“The 494 strip in my universe as a kid was every bit as famous as the other strips: the Vegas strip, the Sunset strip ... these strips that would make the newspaper” he joked.

Being underage, and with little money, they couldn’t go into many places on the 494 strip, like the Carlton Celebrity Room, but they could always dream they were able to see national acts. They would buy memberships which allowed them access to the Holiday Inn pool near the airport where they would watch for the glamorous flight attendants and the occasional Vikings player.

As a sports nut with a facility for writing, he used an old Royal manual typewriter to pound out stories about Twins, Gopher and North Stars games he saw. He also reported on his own games. Rushin played for his high school, Bloomington Kennedy, which not only made it to the state championship, but triumphed over rival Bloomington Jefferson to get there.

Steve Rushin reads section in his book about being Bloomington Kennedy team member
by MPR

Yet Rushin never showed his pieces to anyone. He was mortified when his mother found one he'd thrown in the waste basket and passed it round her bridge club, even as they praised it. He was cripplingly shy.

"I still don't like calling for a plumber or ordering a pizza," he said.

Just the idea of going up to an athlete and asking questions was beyond him. Then he noticed a radical change to a nearby home.

"There was suddenly a half a basketball court in this house's backyard, and you just didn't see that,” he said. “Nobody had a court in your backyard. You might have a hoop in your driveway."

Rumor had it the house belonged to former Gopher starter Flip Saunders, who'd become a coach at Golden Valley Lutheran Junior College. Steve and his friend Mike hung around outside a few times in case Saunders came out.

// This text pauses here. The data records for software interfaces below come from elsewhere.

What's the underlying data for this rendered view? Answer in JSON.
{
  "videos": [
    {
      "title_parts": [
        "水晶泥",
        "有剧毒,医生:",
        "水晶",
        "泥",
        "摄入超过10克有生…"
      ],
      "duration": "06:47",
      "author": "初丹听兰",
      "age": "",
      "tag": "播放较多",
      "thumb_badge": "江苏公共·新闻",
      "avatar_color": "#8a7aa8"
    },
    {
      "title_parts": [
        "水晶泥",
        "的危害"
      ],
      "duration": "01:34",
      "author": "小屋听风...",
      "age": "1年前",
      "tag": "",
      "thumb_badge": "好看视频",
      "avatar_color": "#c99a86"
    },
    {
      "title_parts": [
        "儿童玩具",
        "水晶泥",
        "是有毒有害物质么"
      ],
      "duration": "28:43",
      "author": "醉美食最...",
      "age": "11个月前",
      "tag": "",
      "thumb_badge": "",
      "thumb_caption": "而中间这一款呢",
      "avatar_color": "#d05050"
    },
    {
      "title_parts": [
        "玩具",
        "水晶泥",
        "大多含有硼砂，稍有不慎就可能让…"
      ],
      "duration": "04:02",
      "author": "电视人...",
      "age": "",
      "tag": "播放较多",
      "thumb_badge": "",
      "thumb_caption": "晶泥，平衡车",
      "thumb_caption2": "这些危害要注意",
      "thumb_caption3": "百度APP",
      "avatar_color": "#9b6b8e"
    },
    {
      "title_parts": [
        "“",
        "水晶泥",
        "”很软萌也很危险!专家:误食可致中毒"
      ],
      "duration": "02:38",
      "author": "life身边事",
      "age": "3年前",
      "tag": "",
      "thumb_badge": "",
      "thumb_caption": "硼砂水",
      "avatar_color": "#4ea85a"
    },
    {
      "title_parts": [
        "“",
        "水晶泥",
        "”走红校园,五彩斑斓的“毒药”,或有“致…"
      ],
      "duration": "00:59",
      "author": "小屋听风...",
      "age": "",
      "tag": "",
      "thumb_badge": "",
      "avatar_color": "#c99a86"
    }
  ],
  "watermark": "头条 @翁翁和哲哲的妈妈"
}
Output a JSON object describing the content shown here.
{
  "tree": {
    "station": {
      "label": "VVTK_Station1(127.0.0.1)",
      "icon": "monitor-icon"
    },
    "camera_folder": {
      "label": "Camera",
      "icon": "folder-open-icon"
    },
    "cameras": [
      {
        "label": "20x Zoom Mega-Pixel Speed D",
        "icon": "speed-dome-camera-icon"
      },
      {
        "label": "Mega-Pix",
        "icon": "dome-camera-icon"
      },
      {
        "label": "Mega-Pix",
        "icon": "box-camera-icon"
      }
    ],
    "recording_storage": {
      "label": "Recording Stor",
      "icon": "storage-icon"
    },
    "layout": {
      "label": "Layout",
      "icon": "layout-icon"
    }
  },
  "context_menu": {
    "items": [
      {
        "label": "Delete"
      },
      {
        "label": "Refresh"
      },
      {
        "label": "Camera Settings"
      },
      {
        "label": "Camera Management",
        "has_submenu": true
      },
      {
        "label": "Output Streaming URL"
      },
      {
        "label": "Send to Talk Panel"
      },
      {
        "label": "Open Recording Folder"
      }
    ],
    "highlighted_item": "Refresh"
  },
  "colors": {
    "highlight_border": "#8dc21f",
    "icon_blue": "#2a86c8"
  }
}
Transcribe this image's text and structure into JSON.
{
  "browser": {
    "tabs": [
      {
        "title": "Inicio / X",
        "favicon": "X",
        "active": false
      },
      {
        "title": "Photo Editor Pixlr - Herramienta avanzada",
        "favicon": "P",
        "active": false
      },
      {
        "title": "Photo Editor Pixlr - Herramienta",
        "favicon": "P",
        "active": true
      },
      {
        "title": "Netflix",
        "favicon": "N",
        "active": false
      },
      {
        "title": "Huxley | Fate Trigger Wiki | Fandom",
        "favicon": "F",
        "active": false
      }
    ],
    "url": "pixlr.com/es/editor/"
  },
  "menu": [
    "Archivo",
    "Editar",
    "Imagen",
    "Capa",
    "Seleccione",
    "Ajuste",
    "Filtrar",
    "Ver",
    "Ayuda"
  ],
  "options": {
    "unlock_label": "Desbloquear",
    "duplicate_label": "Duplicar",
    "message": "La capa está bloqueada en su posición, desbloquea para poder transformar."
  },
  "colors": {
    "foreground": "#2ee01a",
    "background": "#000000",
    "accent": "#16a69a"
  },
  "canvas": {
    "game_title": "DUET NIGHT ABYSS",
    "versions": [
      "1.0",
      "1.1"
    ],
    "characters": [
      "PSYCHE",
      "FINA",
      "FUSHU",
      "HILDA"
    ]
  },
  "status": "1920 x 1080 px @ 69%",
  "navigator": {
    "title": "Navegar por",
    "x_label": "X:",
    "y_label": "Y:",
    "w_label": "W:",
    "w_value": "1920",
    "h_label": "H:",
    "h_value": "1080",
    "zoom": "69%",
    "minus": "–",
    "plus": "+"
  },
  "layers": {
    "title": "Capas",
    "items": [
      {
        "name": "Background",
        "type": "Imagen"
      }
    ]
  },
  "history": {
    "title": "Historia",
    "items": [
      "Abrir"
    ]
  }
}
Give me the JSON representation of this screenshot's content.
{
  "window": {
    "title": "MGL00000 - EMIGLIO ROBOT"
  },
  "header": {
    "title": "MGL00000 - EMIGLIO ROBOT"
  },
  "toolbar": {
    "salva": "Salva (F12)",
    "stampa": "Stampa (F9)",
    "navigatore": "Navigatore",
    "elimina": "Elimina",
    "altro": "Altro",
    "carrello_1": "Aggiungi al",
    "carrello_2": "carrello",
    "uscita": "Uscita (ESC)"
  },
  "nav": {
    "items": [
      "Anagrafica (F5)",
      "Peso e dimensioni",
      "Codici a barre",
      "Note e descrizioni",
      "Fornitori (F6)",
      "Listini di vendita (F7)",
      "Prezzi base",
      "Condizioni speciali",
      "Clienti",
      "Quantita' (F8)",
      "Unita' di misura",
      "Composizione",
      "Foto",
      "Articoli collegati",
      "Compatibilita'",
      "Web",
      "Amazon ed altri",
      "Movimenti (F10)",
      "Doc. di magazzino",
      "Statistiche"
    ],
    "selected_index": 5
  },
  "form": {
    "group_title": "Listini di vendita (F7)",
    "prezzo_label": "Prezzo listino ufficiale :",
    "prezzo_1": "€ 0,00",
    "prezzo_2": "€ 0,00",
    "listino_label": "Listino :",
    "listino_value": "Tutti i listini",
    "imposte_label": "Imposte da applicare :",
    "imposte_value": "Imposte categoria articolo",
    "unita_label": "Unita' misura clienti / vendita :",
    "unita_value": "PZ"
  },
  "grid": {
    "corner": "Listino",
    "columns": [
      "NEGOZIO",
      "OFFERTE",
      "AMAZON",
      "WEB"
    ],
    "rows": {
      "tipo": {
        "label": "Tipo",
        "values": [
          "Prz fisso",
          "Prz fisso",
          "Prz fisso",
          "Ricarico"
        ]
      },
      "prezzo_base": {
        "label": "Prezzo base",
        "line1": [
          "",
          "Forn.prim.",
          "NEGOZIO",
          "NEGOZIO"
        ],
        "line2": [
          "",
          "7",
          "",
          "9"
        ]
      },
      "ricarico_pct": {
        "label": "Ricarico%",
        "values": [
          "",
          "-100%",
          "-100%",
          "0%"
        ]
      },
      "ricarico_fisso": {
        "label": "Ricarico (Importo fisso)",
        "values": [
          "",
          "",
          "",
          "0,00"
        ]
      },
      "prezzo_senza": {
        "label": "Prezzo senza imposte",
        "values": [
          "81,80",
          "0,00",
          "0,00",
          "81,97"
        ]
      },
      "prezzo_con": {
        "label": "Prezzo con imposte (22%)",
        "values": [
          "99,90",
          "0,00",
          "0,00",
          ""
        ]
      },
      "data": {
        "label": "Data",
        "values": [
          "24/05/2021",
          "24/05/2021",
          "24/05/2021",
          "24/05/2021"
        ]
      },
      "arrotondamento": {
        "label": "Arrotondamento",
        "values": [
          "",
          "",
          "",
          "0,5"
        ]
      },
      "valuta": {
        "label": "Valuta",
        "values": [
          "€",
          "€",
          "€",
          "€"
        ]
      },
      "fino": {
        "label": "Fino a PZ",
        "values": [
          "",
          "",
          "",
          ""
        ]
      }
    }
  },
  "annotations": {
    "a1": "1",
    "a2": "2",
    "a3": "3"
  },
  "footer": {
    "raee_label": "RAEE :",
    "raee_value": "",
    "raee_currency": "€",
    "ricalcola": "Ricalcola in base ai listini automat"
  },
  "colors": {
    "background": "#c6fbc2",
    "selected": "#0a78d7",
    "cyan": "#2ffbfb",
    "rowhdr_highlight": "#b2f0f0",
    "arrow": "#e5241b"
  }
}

Then Mike, who was far from shy, opened the mailbox and found a letter addressed to Philip Saunders.

"And so, while I stood at the foot of the driveway,” he recalled, “Mike walked up the driveway, knocked on the door, Flip's wife Debbie answered. Mike asked if Flip lived here. She said yes, and essentially Mike's next question was, 'Can he come out to play?' We were invited to shoot hoops in the back yard and Flip joined us."

Saunders later coached the Gophers and three NBA teams including two stints with the Timberwolves. But for Rushin, it was much more significant that those backyard games evolved into a two-on-two summer tournament. Charged with naming the contest Rushin came up with the “Saunders Hoops Invitational Tournament,” perhaps as much for the acronym as anything else. Given Saunders’ connections, skilled college and future NBA-ers turned up.

"It was a ‘Star Wars’ bar of basketball players," Rushin said. "And I was a ninth grader enthralled with these guys."

Rushin wrote about these games, too. Then Sports Illustrated published a piece about a backyard basketball tournament in Michigan. It spurred Rushin to write a letter to the editor praising the story but pointing to the Saunders Invitational.

"Alexander Wolff, the author of that story, wrote back to me and said, 'I'd love to hear more about this. I'm writing a book about pickup basketball in America.’"

Rushin wrote back. It was a classic foot in the door, and years later led to a career at Sports Illustrated.

The struggle to overcome his shyness took longer, as he explains in "Nights in White Castle." He'll launch the book 7 p.m. Tuesday at Magers and Quinn Booksellers in Minneapolis.